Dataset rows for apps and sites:
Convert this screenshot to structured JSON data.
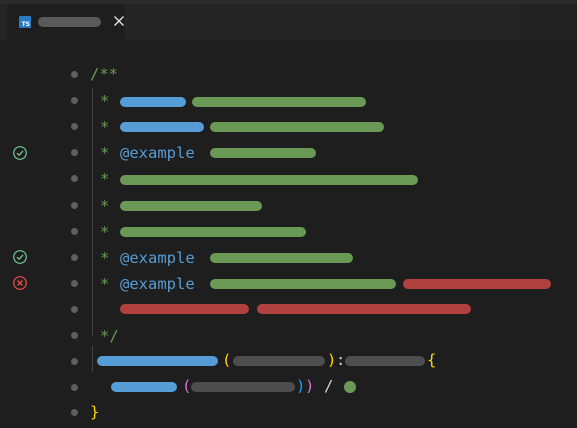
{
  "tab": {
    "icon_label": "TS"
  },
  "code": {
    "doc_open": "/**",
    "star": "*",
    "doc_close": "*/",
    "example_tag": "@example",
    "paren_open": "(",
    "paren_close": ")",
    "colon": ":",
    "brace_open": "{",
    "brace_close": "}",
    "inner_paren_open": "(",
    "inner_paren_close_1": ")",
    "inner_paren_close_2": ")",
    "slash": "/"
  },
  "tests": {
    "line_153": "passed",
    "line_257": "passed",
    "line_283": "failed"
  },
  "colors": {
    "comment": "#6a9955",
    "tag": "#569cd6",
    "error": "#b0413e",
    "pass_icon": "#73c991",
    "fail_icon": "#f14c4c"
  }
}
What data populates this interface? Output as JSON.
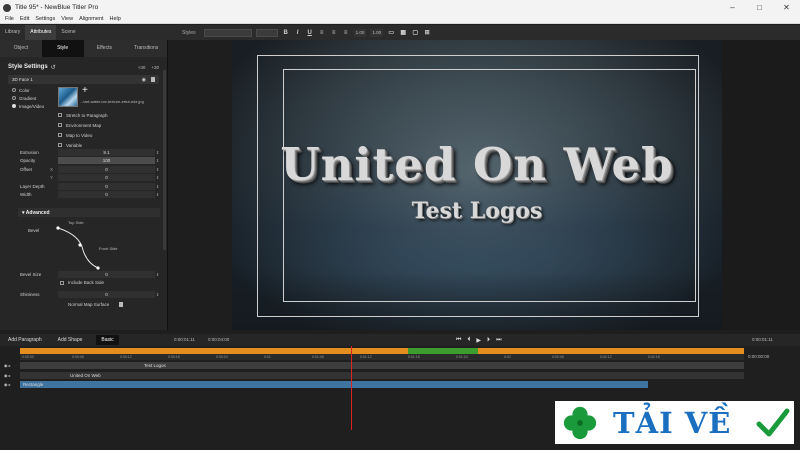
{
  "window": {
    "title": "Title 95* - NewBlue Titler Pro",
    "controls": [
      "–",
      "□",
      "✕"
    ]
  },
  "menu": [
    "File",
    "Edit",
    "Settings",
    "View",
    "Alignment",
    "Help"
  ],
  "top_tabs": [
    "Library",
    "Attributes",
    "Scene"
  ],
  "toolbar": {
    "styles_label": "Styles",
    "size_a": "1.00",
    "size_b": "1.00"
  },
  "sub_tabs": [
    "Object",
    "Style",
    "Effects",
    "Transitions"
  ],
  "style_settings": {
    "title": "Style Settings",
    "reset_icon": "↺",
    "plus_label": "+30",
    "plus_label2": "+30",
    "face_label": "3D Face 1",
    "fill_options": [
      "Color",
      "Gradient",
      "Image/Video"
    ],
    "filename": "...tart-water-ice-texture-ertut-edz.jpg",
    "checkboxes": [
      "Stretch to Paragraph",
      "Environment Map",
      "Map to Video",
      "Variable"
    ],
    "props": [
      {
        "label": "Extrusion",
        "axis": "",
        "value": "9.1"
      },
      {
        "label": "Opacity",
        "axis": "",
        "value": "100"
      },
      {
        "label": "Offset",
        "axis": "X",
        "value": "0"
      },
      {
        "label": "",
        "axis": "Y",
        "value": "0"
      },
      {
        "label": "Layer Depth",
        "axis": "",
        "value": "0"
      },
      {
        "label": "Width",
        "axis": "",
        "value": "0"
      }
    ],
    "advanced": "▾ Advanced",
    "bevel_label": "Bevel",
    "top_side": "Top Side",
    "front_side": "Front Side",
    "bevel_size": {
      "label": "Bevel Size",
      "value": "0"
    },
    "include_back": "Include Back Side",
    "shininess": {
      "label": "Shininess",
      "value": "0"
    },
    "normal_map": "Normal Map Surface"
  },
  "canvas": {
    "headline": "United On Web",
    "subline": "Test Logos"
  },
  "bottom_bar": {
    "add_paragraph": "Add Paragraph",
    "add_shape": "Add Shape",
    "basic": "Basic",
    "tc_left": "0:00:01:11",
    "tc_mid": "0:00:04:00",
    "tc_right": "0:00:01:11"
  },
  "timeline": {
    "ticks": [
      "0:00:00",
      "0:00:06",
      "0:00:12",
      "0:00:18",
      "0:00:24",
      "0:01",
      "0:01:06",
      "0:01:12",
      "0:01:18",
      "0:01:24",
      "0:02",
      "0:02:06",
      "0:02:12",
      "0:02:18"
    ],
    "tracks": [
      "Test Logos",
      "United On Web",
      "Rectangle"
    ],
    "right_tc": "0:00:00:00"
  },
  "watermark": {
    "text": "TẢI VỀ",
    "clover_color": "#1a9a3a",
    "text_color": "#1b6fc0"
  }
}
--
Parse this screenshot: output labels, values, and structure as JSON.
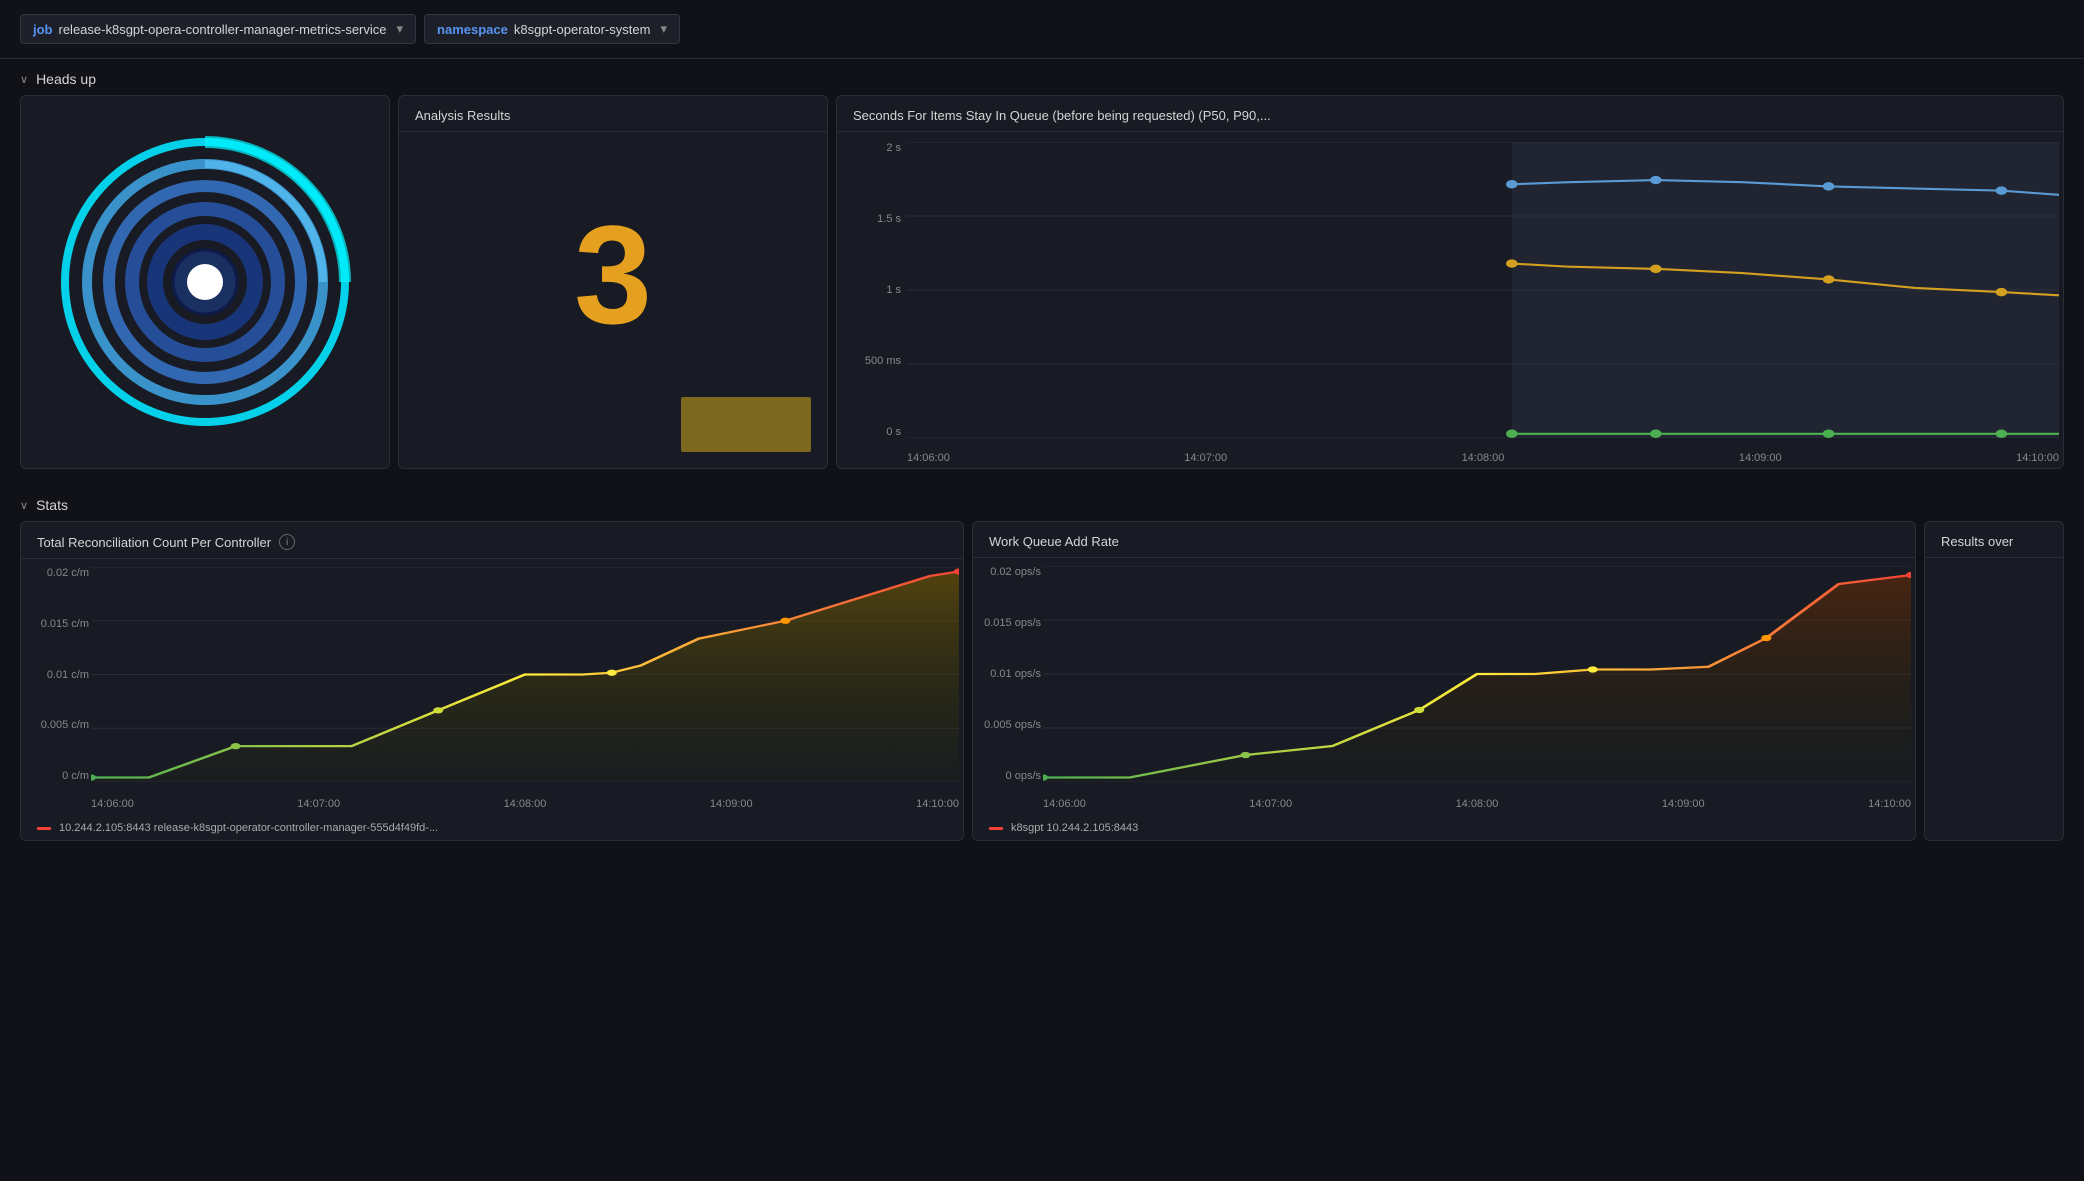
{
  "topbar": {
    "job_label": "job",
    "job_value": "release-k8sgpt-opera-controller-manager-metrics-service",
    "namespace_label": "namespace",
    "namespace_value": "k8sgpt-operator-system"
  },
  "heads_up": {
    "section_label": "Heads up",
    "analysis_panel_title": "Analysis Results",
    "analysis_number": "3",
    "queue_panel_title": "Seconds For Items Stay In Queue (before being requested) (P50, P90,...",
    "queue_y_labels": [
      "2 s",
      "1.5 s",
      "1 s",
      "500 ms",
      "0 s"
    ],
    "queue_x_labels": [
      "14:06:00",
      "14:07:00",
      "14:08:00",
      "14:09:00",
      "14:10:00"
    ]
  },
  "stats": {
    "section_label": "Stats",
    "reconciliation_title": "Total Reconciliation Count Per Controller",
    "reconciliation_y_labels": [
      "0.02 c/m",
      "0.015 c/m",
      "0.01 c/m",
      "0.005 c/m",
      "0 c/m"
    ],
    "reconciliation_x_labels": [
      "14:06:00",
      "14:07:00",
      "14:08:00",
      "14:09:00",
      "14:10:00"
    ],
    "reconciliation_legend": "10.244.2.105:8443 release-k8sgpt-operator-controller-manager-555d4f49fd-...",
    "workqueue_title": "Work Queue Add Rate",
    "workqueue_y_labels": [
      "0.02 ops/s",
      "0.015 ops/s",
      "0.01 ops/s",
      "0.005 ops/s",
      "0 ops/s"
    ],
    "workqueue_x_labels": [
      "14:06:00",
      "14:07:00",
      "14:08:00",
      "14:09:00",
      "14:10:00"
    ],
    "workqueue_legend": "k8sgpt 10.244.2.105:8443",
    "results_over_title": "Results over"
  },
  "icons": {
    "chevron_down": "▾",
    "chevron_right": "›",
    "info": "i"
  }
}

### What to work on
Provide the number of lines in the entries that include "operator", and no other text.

### Solution to the problem
2